● **YOUR OBJECTIVE**: Please find every line in the records below that contains the word "breakdown", and copy it.

━━━━━ RECORDS PROVIDED ━━━━━

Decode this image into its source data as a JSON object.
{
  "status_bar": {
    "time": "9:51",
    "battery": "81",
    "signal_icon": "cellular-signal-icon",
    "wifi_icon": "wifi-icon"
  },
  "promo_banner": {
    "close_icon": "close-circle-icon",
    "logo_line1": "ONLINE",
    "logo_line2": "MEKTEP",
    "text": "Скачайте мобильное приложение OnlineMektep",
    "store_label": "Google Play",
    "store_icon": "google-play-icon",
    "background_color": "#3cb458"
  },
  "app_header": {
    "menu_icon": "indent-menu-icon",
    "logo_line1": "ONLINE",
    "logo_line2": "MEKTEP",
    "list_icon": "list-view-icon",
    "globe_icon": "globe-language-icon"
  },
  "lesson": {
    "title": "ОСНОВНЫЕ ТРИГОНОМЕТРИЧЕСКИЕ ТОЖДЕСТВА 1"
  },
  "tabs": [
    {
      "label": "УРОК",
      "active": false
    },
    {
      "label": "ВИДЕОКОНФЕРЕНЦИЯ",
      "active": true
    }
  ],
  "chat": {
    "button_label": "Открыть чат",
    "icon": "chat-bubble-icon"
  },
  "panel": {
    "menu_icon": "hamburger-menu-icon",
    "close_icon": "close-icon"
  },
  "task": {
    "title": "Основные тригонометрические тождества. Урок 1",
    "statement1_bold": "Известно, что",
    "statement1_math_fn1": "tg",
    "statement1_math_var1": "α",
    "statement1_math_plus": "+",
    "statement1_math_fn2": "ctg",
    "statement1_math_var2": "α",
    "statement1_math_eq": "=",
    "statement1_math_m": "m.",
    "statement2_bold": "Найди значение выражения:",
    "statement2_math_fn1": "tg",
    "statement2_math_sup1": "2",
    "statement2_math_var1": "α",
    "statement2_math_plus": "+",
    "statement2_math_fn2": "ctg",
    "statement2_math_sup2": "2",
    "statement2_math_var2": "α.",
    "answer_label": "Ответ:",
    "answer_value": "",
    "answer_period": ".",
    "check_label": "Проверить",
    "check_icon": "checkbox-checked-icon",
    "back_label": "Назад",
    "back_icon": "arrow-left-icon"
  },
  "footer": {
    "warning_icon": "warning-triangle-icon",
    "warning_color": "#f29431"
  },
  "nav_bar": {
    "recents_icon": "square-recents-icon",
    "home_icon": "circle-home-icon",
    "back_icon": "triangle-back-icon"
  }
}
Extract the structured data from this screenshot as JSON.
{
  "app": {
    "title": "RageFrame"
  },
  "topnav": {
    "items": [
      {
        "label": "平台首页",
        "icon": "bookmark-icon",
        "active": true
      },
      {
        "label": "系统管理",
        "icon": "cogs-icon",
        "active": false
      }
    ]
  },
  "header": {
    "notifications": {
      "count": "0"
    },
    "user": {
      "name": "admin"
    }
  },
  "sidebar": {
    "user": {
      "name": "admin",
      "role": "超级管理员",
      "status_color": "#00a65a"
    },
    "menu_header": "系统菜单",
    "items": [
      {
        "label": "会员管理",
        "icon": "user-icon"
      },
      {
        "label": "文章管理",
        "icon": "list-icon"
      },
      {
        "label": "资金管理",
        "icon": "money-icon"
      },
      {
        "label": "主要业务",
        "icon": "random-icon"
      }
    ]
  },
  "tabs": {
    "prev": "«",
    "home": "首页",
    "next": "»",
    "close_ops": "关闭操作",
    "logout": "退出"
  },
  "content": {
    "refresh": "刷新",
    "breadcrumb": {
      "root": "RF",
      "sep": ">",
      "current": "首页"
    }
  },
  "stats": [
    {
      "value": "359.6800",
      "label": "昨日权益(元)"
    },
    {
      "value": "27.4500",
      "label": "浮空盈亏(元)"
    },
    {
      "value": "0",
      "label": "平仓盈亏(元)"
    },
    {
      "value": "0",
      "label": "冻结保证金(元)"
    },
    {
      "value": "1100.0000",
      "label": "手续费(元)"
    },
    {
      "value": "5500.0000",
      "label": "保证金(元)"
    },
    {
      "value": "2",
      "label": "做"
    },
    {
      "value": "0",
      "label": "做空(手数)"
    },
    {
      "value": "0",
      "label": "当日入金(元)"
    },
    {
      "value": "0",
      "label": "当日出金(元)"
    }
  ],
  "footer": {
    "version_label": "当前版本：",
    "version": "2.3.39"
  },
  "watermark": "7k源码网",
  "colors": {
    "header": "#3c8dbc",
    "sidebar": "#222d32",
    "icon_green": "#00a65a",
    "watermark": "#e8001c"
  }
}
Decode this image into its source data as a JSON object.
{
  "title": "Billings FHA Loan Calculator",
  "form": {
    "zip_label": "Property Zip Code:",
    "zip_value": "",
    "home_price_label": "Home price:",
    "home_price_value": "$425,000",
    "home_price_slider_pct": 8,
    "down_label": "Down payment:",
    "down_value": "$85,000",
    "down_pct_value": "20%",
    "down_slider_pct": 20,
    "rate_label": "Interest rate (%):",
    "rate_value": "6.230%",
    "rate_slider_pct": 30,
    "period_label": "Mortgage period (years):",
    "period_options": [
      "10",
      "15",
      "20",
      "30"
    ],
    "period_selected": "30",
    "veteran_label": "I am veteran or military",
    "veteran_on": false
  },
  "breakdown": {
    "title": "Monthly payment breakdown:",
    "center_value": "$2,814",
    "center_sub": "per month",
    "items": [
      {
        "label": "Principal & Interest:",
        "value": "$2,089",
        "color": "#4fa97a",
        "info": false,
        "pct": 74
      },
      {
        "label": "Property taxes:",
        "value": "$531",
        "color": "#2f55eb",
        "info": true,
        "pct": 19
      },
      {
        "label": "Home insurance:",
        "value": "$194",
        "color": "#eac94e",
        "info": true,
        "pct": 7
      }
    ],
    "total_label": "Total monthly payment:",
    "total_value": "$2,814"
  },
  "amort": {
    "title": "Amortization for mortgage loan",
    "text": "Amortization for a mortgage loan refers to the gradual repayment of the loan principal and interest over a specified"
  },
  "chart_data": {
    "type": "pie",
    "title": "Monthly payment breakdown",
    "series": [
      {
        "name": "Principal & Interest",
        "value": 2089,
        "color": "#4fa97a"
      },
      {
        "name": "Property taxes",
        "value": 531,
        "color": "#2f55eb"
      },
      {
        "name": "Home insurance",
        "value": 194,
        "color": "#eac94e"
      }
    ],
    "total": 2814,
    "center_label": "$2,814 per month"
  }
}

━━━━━

● **OUTPUT**:
  "breakdown": {
    "title": "Monthly payment breakdown:",
    "title": "Monthly payment breakdown",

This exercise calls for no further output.